Tuesday, February 17, 2015


    Huntington Mayor Steve Williams opened the 2015-2016 annual State of the City address with unveiling the proposed budget for the next fiscal year.
    The mayor said the city is vibrant and teeming with optimism, but revealed that the revenue for the city is projected to be $1,613,455 less than what was originally projected for the current fiscal year. The mayor’s written statement in the speech said “the budget does not contain raises for our employees” the statement continued “by the time our upcoming contract negotiations mature, we anticipate that there may be a clearer picture of our revenue projections than we have today.”
    After the State of the City the mayor said “The 1.6 million is not less than the 45 million, that it is actually $500,000 more than what the city reduced the revenues down to in October.” He stayed on the topic of budget after the address stating “ He reduced the budgets of three departments public works by $50,000, police by 150,000 and fire by 150,000.”
    The address pushed on after the first part of the speech revealed the budget revenue losses Mayor Williams forged ahead in the speech to talk about the upcoming projects the city had in store. Four projects are being combined for one effort Hal Greer Boulevard corridor, which includes Northcott Court, the west end of Huntington centered on the River Rail area, the brownfield industrial area just east of Marshall University, adding a proposal to deploy high-speed broadband to Huntington were some of the projects to help economic expansion the mayor said in a statement a part of the state of the city speech.
      The speech progressed to the Mayor office Drug Control policy. The mayor statement from his speech started with” since January 1, we have had 87 over doses and witnessed 12 deaths due to overdose.“ The mayor said, ” It’s time to establish a comprehensive plan.”  The mayor then proceeded to acknowledge the youth the importance of this group to the revitalization of the city. In particular the mayor pointed out a group the Wellness Council of Huntington High.  The mayor expressed,  “Our communities health has been called into question.”
       The mayor verbalized later on in his speech that he has organized a coalition to continue to improve upon race relations in the city of Huntington especially with the black community by promote diversity and dialogue between police stations and the community.
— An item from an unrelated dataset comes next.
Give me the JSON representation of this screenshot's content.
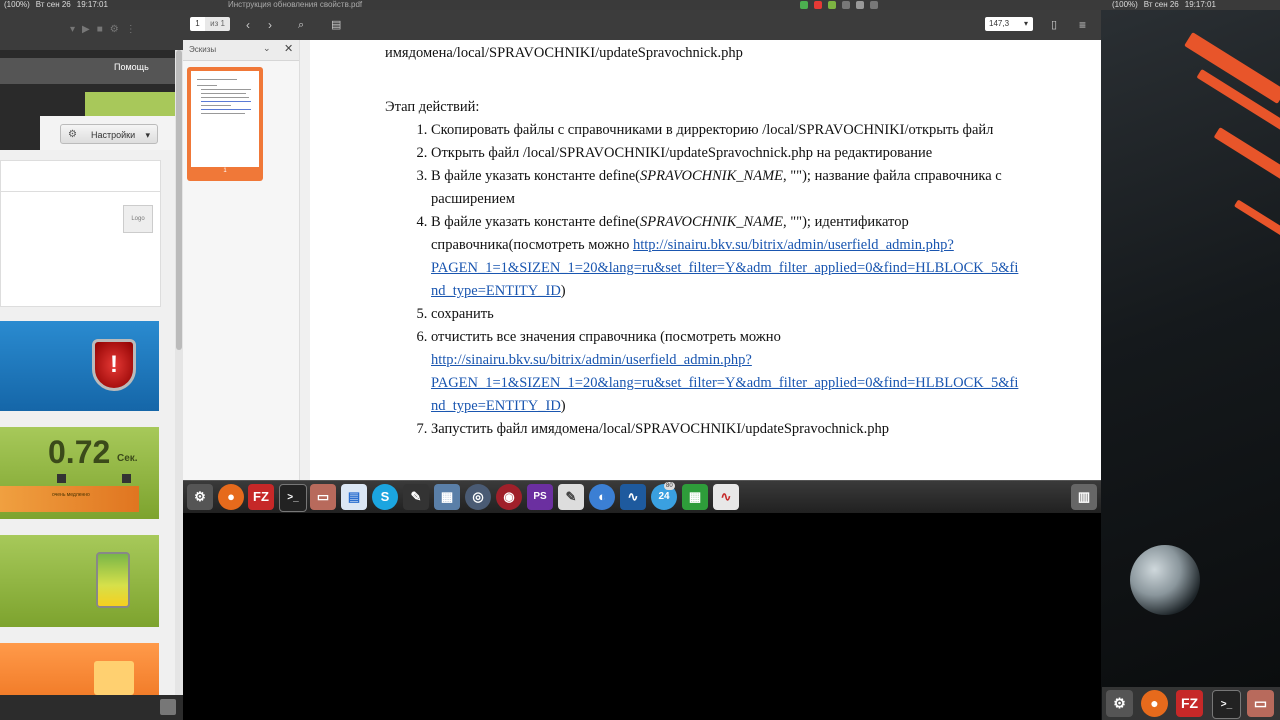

The mayor also vocalized in the state of the city address a new council the LGBT Advisory Council to create open dialogue between the LGBT and the mayor’s office, as well as with the fire and police departments.
        The mayor’s state of the city address Wednesday, Feb.17 provided a look at what economic expansion projects are in the works, true budget numbers and reductions, property to be used and explored for finical prosperity, race relations, drug addiction and communication with LGBT community to make sure there voices are heard in the city. The mayor in his annual address proposed many projects; in a year that finds Huntington in tight straits with a budget consisting only 45 million.

Tuesday, February 10, 2015

New Jersey Shield Law...Protection for Reporter's in the Garden State?

In the state of New Jersey to protect reporters and there sources the state enacted a shield law to protect the sources of the journalists and news materials a part of the story.  N.J. Stat. 2A:84A-21 states that a person engaged on, engaged in, connected with or employed by news media for the purpose of gathering, procuring, transmitting, compiling, editing or disseminating news for the general public has a privilege to refuse to disclose before any investigative body

The statute also states that the news media means newspapers, magazines, press associations, news agencies, wire services, radio, television, and photographic or electronic means of disseminating news to the general public as defined by New Jersey shield law. As long as you have a relationship with one of the news media before you are covered under the law as disseminating news.

New Jersey shield law protects not only the identity of a source, but also any information that would lead to identification. According to the law in the Garden State publishing some information does not eliminate the law’s protection of the sources identity, stating that you do not have to promise the source confidentiality in order to protect the source identity with the shield law.

The Pros of the shield law protects reporter’s privilege.  As long as the reporter is engaged in investigative journalism, gathering the news and that the intent is to disseminate such information to the public.  The pros of true protection are under the New Jersey shield law. The Con’s are that student journalist are not covered under Jersey’s shield law, as well as, non traditional journalists are not securely protected under the law because the investigative reporting part of reporter’s privilege could present a problem for some reporters of under those sections to protect the sources of there stories.

The law should have student journalists under the protection of the law. Students can have investigative pieces or stories, without protection sources can find themselves identified if asked by a court.  Students and non-traditional journalist a part of reputable sites should be put under the reporter’s privilege standard of newspapers and television that reside in New Jersey. 

I have not had any experiences of having to use the shield law in the state of New Jersey. The law has not been used in my life or those of other’s student journalists I know in the state of New Jersey. The law is present in Jersey but for those reporter’s that  have a connection to a reputable medium outlet.